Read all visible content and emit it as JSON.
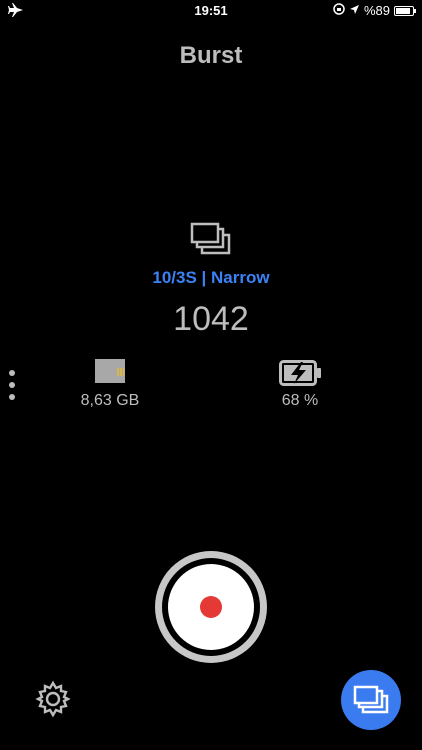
{
  "status_bar": {
    "time": "19:51",
    "battery_percent": "%89",
    "icons": [
      "airplane-icon",
      "orientation-lock-icon",
      "location-arrow-icon",
      "battery-icon"
    ]
  },
  "header": {
    "title": "Burst"
  },
  "mode": {
    "icon": "burst-icon",
    "label": "10/3S | Narrow",
    "accent_color": "#3b82f6"
  },
  "shots": {
    "count": "1042"
  },
  "storage": {
    "icon": "sd-card-icon",
    "value": "8,63 GB"
  },
  "battery": {
    "icon": "battery-charging-icon",
    "value": "68 %"
  },
  "controls": {
    "more_icon": "more-vertical-icon",
    "record_icon": "record-icon",
    "settings_icon": "gear-icon",
    "mode_button_icon": "burst-icon",
    "record_color": "#e53935",
    "fab_color": "#3a7bf0"
  }
}
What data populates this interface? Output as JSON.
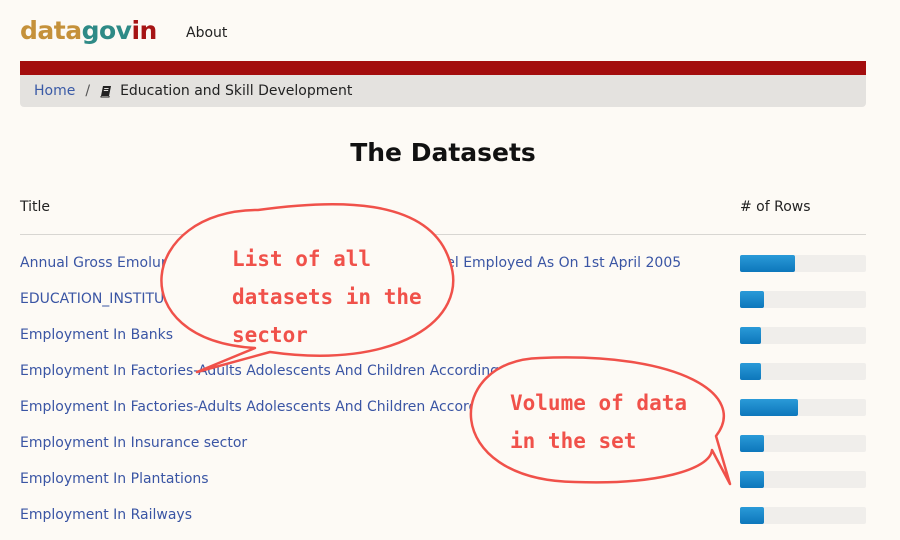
{
  "header": {
    "brand_part1": "data",
    "brand_part2": "gov",
    "brand_part3": "in",
    "about_label": "About"
  },
  "breadcrumb": {
    "home_label": "Home",
    "separator": "/",
    "current_label": "Education and Skill Development"
  },
  "main": {
    "title": "The Datasets",
    "columns": {
      "title": "Title",
      "rows": "# of Rows"
    },
    "datasets": [
      {
        "title": "Annual Gross Emoluments Payable Per Annum To All Personnel Employed As On 1st April 2005",
        "rows_fraction": 0.44
      },
      {
        "title": "EDUCATION_INSTITUTIONS",
        "rows_fraction": 0.19
      },
      {
        "title": "Employment In Banks",
        "rows_fraction": 0.17
      },
      {
        "title": "Employment In Factories-Adults Adolescents And Children According To Sex",
        "rows_fraction": 0.17
      },
      {
        "title": "Employment In Factories-Adults Adolescents And Children According To Sex",
        "rows_fraction": 0.46
      },
      {
        "title": "Employment In Insurance sector",
        "rows_fraction": 0.19
      },
      {
        "title": "Employment In Plantations",
        "rows_fraction": 0.19
      },
      {
        "title": "Employment In Railways",
        "rows_fraction": 0.19
      }
    ]
  },
  "callouts": {
    "list_line1": "List of all",
    "list_line2": "datasets in the",
    "list_line3": "sector",
    "volume_line1": "Volume of data",
    "volume_line2": "in the set"
  },
  "colors": {
    "accent_bar": "#a30d0d",
    "link": "#3a55a4",
    "row_bar": "#0d77bb",
    "callout": "#f0514a"
  },
  "icons": {
    "breadcrumb_icon": "book-icon"
  }
}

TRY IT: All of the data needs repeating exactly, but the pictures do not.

REPLY:
Read all visible content and emit it as JSON.
{
  "status_bar": {
    "time": "19:51",
    "battery_percent": "%89",
    "icons": [
      "airplane-icon",
      "orientation-lock-icon",
      "location-arrow-icon",
      "battery-icon"
    ]
  },
  "header": {
    "title": "Burst"
  },
  "mode": {
    "icon": "burst-icon",
    "label": "10/3S | Narrow",
    "accent_color": "#3b82f6"
  },
  "shots": {
    "count": "1042"
  },
  "storage": {
    "icon": "sd-card-icon",
    "value": "8,63 GB"
  },
  "battery": {
    "icon": "battery-charging-icon",
    "value": "68 %"
  },
  "controls": {
    "more_icon": "more-vertical-icon",
    "record_icon": "record-icon",
    "settings_icon": "gear-icon",
    "mode_button_icon": "burst-icon",
    "record_color": "#e53935",
    "fab_color": "#3a7bf0"
  }
}
What data populates this interface? Output as JSON.
{
  "header": {
    "brand_part1": "data",
    "brand_part2": "gov",
    "brand_part3": "in",
    "about_label": "About"
  },
  "breadcrumb": {
    "home_label": "Home",
    "separator": "/",
    "current_label": "Education and Skill Development"
  },
  "main": {
    "title": "The Datasets",
    "columns": {
      "title": "Title",
      "rows": "# of Rows"
    },
    "datasets": [
      {
        "title": "Annual Gross Emoluments Payable Per Annum To All Personnel Employed As On 1st April 2005",
        "rows_fraction": 0.44
      },
      {
        "title": "EDUCATION_INSTITUTIONS",
        "rows_fraction": 0.19
      },
      {
        "title": "Employment In Banks",
        "rows_fraction": 0.17
      },
      {
        "title": "Employment In Factories-Adults Adolescents And Children According To Sex",
        "rows_fraction": 0.17
      },
      {
        "title": "Employment In Factories-Adults Adolescents And Children According To Sex",
        "rows_fraction": 0.46
      },
      {
        "title": "Employment In Insurance sector",
        "rows_fraction": 0.19
      },
      {
        "title": "Employment In Plantations",
        "rows_fraction": 0.19
      },
      {
        "title": "Employment In Railways",
        "rows_fraction": 0.19
      }
    ]
  },
  "callouts": {
    "list_line1": "List of all",
    "list_line2": "datasets in the",
    "list_line3": "sector",
    "volume_line1": "Volume of data",
    "volume_line2": "in the set"
  },
  "colors": {
    "accent_bar": "#a30d0d",
    "link": "#3a55a4",
    "row_bar": "#0d77bb",
    "callout": "#f0514a"
  },
  "icons": {
    "breadcrumb_icon": "book-icon"
  }
}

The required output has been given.